The following are common items that are treated differently for financial reporting purposes than they are for tax purposes:
1. The excess amount of a charge to the accounting records (allowance method) over a charge to the tax return (direct writeoff method) for uncollectible receivables
2. The excess amount of accrued pension expense over the amount paid
3. The receipt of dividends from a taxable Canadian corporation that are treated as income for accounting purposes but are not subject to tax
4. Expenses incurred in obtaining tax-exempt income
5. A trademark that is acquired directly from the government and is capitalized and amortized over subsequent periods for accounting purposes and expensed for tax purposes
6. A prepaid advertising expense that is deferred for accounting purposes and deducted as an expense for tax purposes
7. Premiums paid on life insurance of officers (where the corporation is the beneficiary)
8. A penalty paid for filing a late tax return
9. Proceeds of life insurance policies on lives of officers
10. Restructuring costs that are recognized as an unusual item on the income statement and are not deductible until actual costs are incurred
11. Unrealized gains and losses that are recognized on investments recorded as FV-NI or FV-OCI and are not taxable or deductible until realized for tax purposes
12. Excess depletion for accounting purposes over the amount taken for tax purposes
13. The estimated gross profit on a long-term construction contract that is reported in the income statement, with some of the gross profit being deferred for tax purposes
(a) Indicate for each item above if the situation is a permanent difference, or a reversing difference resulting in a temporary difference.

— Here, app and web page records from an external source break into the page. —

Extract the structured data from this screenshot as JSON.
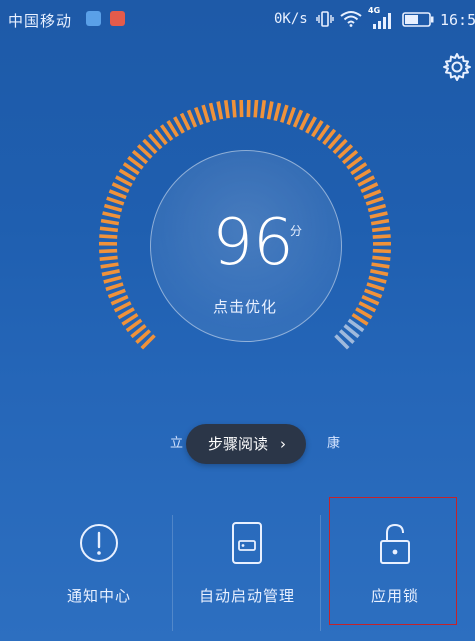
{
  "status_bar": {
    "carrier": "中国移动",
    "speed": "0K/s",
    "network": "4G",
    "time": "16:5"
  },
  "main": {
    "score": "96",
    "score_unit": "分",
    "action_label": "点击优化",
    "hint_left": "立",
    "hint_right": "康"
  },
  "toast": {
    "label": "步骤阅读",
    "chevron": "›"
  },
  "shortcuts": [
    {
      "label": "通知中心",
      "icon": "exclamation-circle-icon"
    },
    {
      "label": "自动启动管理",
      "icon": "auto-start-icon"
    },
    {
      "label": "应用锁",
      "icon": "unlocked-padlock-icon"
    }
  ],
  "colors": {
    "background": "#1f5fb0",
    "gauge_active": "#f0923a",
    "gauge_inactive": "#9fb9dc",
    "highlight": "#c4232a"
  }
}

(b) Indicate for each item above if the situation will usually create future taxable amounts, resulting in a future tax liability; or future deductible amounts, resulting in a future tax asset; or whether it will have no future tax implications.